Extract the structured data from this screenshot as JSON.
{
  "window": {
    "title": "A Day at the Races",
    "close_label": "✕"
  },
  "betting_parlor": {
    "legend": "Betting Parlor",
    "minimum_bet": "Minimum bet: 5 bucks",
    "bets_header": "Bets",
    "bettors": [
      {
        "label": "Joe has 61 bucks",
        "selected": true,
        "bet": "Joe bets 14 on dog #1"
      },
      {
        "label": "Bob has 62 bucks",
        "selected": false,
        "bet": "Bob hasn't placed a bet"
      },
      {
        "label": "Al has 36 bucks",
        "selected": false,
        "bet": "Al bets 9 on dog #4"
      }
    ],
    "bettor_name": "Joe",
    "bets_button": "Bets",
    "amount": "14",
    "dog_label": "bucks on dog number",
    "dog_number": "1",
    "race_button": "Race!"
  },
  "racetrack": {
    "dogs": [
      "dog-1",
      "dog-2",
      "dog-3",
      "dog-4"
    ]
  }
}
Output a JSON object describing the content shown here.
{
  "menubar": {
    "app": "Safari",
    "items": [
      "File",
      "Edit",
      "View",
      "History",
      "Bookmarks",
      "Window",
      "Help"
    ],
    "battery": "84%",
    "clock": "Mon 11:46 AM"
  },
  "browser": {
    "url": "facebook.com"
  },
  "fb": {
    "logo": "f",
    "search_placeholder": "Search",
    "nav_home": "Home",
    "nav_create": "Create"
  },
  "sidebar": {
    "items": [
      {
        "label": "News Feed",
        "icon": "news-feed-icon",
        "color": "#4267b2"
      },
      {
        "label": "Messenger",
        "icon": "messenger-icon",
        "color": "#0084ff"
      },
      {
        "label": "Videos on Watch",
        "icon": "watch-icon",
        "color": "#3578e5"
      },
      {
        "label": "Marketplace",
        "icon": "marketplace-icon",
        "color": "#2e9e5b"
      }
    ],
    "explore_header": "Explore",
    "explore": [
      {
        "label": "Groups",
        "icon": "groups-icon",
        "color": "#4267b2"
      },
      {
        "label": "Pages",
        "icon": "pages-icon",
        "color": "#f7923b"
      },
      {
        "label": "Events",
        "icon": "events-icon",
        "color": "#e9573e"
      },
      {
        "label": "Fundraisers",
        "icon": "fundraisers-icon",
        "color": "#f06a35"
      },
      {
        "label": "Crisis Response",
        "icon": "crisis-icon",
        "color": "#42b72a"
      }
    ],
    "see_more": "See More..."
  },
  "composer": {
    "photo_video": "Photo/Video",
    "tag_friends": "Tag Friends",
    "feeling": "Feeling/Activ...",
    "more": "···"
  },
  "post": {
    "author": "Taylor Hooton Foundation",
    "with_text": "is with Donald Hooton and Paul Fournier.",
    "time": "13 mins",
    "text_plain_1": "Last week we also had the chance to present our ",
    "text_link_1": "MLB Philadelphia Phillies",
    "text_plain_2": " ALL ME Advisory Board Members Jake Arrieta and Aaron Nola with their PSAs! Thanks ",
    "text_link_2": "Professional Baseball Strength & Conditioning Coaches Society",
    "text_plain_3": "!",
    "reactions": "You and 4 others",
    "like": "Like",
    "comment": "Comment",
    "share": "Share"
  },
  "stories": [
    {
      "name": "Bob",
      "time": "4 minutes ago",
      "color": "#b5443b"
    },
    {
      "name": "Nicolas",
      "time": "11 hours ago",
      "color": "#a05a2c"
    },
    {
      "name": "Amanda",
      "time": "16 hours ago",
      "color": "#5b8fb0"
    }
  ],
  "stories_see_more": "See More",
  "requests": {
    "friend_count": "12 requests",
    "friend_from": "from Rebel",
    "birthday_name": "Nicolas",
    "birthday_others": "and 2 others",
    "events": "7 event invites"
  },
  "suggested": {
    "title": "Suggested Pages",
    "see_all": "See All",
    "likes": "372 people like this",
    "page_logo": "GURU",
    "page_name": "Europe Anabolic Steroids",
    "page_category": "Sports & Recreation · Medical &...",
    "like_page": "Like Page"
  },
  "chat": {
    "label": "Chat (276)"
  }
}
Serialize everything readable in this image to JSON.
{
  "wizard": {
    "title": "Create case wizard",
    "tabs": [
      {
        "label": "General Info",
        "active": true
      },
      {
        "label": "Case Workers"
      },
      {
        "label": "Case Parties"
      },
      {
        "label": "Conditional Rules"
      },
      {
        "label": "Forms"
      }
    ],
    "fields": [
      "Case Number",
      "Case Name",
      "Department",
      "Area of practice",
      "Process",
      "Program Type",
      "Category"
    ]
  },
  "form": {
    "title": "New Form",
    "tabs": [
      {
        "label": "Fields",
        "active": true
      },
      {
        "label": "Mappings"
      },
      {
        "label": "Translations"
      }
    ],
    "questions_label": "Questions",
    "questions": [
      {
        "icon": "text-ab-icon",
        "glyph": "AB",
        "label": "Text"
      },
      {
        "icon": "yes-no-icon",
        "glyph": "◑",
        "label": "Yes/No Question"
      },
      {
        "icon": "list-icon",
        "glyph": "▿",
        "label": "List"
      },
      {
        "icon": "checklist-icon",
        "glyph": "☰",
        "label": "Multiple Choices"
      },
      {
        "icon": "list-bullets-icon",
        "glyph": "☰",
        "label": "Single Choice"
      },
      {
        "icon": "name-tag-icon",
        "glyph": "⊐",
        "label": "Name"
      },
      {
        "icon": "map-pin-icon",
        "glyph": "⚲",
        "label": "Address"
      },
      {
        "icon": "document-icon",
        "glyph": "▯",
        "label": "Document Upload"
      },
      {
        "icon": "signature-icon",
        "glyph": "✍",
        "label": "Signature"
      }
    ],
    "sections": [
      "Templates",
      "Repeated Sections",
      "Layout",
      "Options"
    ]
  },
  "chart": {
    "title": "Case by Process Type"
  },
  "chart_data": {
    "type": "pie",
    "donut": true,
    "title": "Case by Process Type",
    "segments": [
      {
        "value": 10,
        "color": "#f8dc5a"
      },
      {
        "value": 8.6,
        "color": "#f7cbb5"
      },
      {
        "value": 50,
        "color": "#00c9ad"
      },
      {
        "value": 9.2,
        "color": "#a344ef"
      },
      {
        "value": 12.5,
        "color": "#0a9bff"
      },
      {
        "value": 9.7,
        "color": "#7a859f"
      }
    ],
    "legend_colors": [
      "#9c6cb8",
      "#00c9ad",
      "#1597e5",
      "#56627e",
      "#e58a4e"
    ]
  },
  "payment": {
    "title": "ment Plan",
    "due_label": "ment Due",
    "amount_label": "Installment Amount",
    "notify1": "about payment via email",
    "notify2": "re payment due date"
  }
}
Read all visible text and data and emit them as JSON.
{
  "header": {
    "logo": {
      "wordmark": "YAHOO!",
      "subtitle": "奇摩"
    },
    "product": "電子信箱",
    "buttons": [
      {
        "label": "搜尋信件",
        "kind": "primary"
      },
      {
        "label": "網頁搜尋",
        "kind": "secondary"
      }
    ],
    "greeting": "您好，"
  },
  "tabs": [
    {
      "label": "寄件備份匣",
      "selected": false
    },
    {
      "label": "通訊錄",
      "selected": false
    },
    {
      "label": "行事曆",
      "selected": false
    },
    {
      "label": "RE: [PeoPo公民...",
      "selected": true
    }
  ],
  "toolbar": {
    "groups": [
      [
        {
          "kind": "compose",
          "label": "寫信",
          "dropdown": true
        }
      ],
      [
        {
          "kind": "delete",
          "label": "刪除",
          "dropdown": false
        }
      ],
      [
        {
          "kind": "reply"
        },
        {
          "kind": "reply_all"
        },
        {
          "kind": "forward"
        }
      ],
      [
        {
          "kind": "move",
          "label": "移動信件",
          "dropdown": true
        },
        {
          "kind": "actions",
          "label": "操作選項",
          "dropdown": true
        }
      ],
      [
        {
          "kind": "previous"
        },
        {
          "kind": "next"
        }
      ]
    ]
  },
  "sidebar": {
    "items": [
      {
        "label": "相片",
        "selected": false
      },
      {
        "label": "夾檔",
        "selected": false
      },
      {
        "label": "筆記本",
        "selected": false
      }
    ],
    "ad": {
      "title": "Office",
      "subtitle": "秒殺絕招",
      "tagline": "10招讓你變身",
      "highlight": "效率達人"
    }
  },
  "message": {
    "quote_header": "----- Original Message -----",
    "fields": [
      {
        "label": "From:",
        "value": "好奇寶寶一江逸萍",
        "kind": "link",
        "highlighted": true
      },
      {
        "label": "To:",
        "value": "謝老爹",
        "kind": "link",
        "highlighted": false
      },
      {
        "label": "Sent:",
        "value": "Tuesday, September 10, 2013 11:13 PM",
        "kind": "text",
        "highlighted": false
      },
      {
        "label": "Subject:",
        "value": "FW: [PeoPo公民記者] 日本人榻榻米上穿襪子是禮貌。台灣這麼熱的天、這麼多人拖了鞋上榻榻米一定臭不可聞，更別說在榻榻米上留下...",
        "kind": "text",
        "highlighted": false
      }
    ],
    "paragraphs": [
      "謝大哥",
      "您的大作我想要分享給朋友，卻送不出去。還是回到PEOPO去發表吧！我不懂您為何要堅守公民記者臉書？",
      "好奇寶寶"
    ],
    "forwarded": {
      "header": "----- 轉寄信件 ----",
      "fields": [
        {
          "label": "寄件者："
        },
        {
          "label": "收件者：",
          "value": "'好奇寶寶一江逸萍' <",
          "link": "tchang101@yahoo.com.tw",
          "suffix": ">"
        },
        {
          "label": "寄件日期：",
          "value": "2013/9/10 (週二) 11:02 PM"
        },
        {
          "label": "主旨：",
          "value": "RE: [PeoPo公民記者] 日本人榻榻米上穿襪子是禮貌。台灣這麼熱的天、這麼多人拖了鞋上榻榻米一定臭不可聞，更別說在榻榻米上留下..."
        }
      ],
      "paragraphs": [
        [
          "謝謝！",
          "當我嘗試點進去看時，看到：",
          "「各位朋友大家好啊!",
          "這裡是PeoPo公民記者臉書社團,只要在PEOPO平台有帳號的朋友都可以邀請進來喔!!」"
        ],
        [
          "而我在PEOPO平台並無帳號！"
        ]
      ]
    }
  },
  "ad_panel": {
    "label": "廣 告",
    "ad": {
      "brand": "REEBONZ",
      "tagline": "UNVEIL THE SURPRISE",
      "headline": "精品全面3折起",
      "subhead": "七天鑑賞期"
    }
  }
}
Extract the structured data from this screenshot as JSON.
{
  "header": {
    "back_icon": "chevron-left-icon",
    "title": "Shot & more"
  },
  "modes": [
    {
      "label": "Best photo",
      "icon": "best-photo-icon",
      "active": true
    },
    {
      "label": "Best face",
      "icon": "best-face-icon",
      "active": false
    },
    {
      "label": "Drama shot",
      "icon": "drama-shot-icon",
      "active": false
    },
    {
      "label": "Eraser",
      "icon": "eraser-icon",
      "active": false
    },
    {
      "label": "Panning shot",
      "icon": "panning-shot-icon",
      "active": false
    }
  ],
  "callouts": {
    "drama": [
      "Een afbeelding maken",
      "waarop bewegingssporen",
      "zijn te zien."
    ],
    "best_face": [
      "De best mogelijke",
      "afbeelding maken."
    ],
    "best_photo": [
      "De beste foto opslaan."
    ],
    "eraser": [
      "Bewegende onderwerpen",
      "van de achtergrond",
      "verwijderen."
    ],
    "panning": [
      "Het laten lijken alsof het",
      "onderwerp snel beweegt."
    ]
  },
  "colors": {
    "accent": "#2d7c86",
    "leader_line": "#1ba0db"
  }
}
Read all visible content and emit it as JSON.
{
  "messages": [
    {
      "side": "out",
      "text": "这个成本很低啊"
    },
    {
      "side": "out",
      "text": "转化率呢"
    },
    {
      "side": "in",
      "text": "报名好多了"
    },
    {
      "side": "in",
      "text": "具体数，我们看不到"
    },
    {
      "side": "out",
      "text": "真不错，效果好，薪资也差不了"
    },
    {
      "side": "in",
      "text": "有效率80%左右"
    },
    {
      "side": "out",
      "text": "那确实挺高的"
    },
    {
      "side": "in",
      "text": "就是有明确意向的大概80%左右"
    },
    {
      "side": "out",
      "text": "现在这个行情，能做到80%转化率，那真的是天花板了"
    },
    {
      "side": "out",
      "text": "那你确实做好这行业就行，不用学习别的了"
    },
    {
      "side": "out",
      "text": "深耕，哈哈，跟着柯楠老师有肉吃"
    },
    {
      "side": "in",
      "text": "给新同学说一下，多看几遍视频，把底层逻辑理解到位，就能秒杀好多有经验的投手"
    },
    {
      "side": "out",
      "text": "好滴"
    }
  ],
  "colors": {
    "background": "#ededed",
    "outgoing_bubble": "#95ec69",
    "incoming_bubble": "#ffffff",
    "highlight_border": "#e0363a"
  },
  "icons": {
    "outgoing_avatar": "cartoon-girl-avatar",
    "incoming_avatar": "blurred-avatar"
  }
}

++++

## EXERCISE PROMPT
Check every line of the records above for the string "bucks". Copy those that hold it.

## YOUR SOLUTION
    "minimum_bet": "Minimum bet: 5 bucks",
        "label": "Joe has 61 bucks",
        "label": "Bob has 62 bucks",
        "label": "Al has 36 bucks",
    "dog_label": "bucks on dog number",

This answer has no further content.